The link between mental illness and violence have led to individuals who have a mental illness being singled out or viewed with fear instead of compassion. Numerous studies and statistics show that people who are mentally ill are much more likely to commit suicide than they are to direct violence at someone else. In the USA alone in the year 2013 16,000 homicides were committed, and only 5% or around 800 of these homicides were committed by someone with a mental illness. In the same year 41,000 people commuted suicide in America, and around 90% of these individuals had at least one form of mental illness. These numbers show that someone who is mentally ill is more likely to harm themselves than they are to be violent with others.

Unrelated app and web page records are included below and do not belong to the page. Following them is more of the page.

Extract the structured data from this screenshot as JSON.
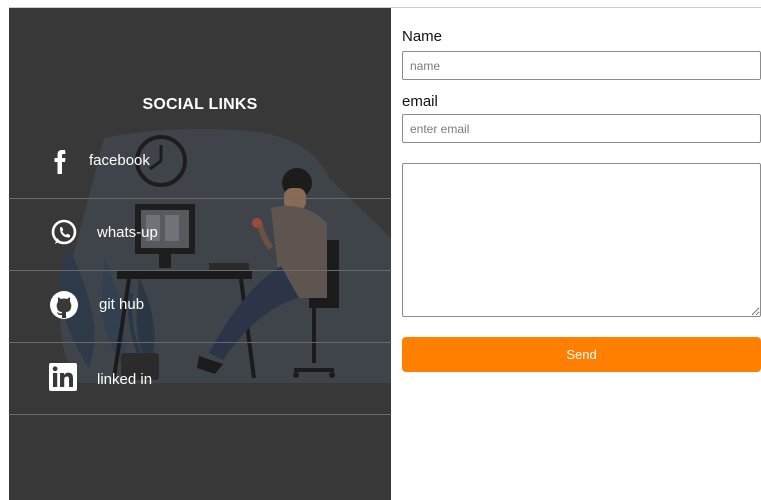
{
  "social": {
    "title": "SOCIAL LINKS",
    "items": [
      {
        "label": "facebook",
        "icon": "facebook-icon"
      },
      {
        "label": "whats-up",
        "icon": "whatsapp-icon"
      },
      {
        "label": "git hub",
        "icon": "github-icon"
      },
      {
        "label": "linked in",
        "icon": "linkedin-icon"
      }
    ]
  },
  "form": {
    "name_label": "Name",
    "name_placeholder": "name",
    "email_label": "email",
    "email_placeholder": "enter email",
    "message_placeholder": "",
    "send_label": "Send"
  },
  "colors": {
    "panel_bg": "#383838",
    "accent": "#ff7f00",
    "text_light": "#ffffff"
  }
}
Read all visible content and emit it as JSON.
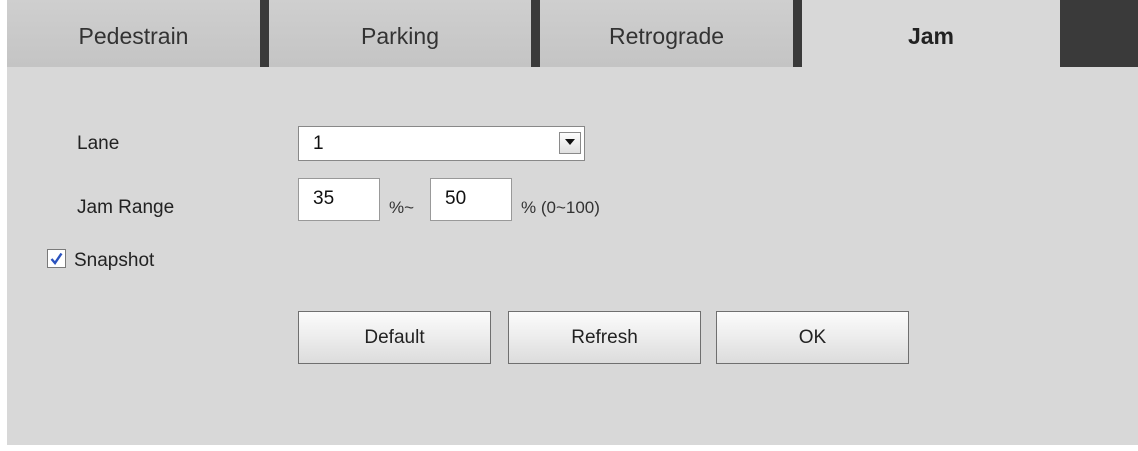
{
  "tabs": [
    {
      "label": "Pedestrain",
      "active": false
    },
    {
      "label": "Parking",
      "active": false
    },
    {
      "label": "Retrograde",
      "active": false
    },
    {
      "label": "Jam",
      "active": true
    }
  ],
  "form": {
    "lane_label": "Lane",
    "lane_value": "1",
    "jam_range_label": "Jam Range",
    "jam_min": "35",
    "jam_separator": "%~",
    "jam_max": "50",
    "jam_unit": "% (0~100)",
    "snapshot_label": "Snapshot",
    "snapshot_checked": true
  },
  "buttons": {
    "default": "Default",
    "refresh": "Refresh",
    "ok": "OK"
  },
  "colors": {
    "panel_bg": "#d8d8d8",
    "tab_separator": "#3a3a3a",
    "checkmark": "#2a52be"
  }
}
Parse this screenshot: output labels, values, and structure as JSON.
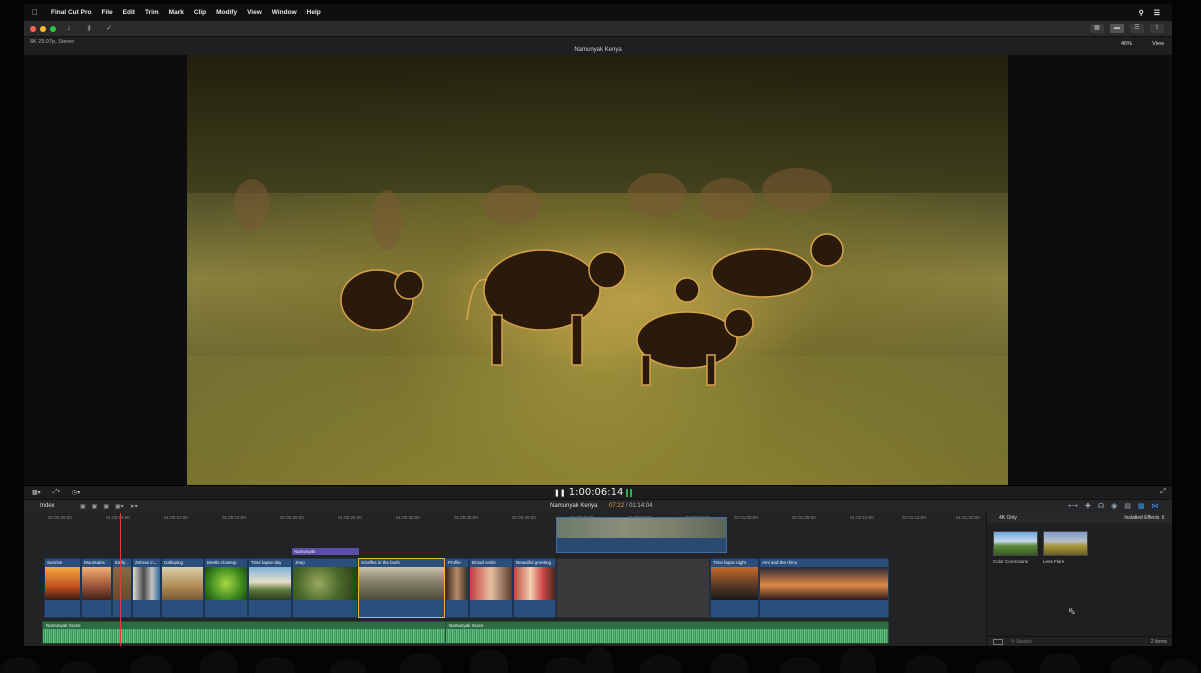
{
  "menubar": {
    "app_name": "Final Cut Pro",
    "items": [
      "File",
      "Edit",
      "Trim",
      "Mark",
      "Clip",
      "Modify",
      "View",
      "Window",
      "Help"
    ]
  },
  "viewer": {
    "format": "8K 29.97p, Stereo",
    "title": "Namunyak Kenya",
    "zoom": "46%",
    "view_menu": "View"
  },
  "transport": {
    "timecode": "1:00:06:14"
  },
  "timeline_header": {
    "index_label": "Index",
    "project_name": "Namunyak Kenya",
    "current_time": "07:22",
    "duration": "01:14:04"
  },
  "ruler": [
    "01:00:00:00",
    "01:00:05:00",
    "01:00:10:00",
    "01:00:15:00",
    "01:00:20:00",
    "01:00:25:00",
    "01:00:30:00",
    "01:00:35:00",
    "01:00:40:00",
    "01:00:45:00",
    "01:00:50:00",
    "01:00:55:00",
    "01:01:00:00",
    "01:01:05:00",
    "01:01:10:00",
    "01:01:15:00",
    "01:01:20:00"
  ],
  "connected_label": "Namunyak",
  "clips": [
    {
      "name": "Sunrise"
    },
    {
      "name": "Mountains"
    },
    {
      "name": "Early..."
    },
    {
      "name": "Zebras in..."
    },
    {
      "name": "Galloping"
    },
    {
      "name": "Beetle closeup"
    },
    {
      "name": "Time lapse day"
    },
    {
      "name": "Jeep"
    },
    {
      "name": "Giraffes in the bush"
    },
    {
      "name": "Profile"
    },
    {
      "name": "Broad smile"
    },
    {
      "name": "Beautiful greeting"
    },
    {
      "name": "Time lapse night"
    },
    {
      "name": "Ami and the rhino"
    }
  ],
  "audio": [
    {
      "name": "Namunyak Score"
    },
    {
      "name": "Namunyak Score"
    }
  ],
  "effects": {
    "filter": "4K Only",
    "category": "Installed Effects",
    "items": [
      {
        "label": "Color Corrections"
      },
      {
        "label": "Lens Flare"
      }
    ],
    "search_placeholder": "Search",
    "count": "2 items"
  }
}
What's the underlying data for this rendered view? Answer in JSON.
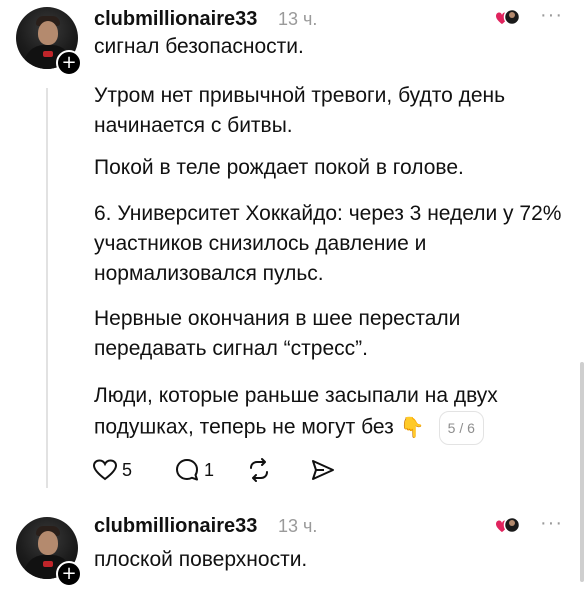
{
  "posts": [
    {
      "username": "clubmillionaire33",
      "timestamp": "13 ч.",
      "paragraphs": [
        "сигнал безопасности.",
        "Утром нет привычной тревоги, будто день начинается с битвы.",
        "Покой в теле рождает покой в голове.",
        "6. Университет Хоккайдо: через 3 недели у 72% участников снизилось давление и нормализовался пульс.",
        "Нервные окончания в шее перестали передавать сигнал “стресс”.",
        "Люди, которые раньше засыпали на двух подушках, теперь не могут без"
      ],
      "trailing_emoji": "👇",
      "page_indicator": "5 / 6",
      "actions": {
        "likes": "5",
        "replies": "1"
      },
      "more_label": "···",
      "icons": [
        "like-icon",
        "reply-icon",
        "repost-icon",
        "share-icon",
        "reaction-icon",
        "more-icon"
      ]
    },
    {
      "username": "clubmillionaire33",
      "timestamp": "13 ч.",
      "paragraphs": [
        "плоской поверхности."
      ],
      "more_label": "···"
    }
  ],
  "colors": {
    "heart": "#e0245e",
    "secondary_text": "#9a9a9a",
    "primary_text": "#111111"
  }
}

The key to stopping violence and lowering the suicide rate is effective treatment for mental illness. Often individuals who have mental problems fall through the cracks. Treatment may be difficult to obtain, and mental illness can affect the thinking and decision making that the individual engages in. Many are calling for better mental health services and earlier intervention, and some are advocating for a return of policies from the past when the mentally ill were locked up indefinitely. Politicians rarely point out the suicide rate for mentally ill people while at the same time they are quick to blame mental illness when a mass shooting occurs and the perpetrator suffered from a mental condition. Until treatment for mental health is available to everyone who needs it there will be incidents of violence but these are much smaller than the number of people who take their own lives because they are mentally ill.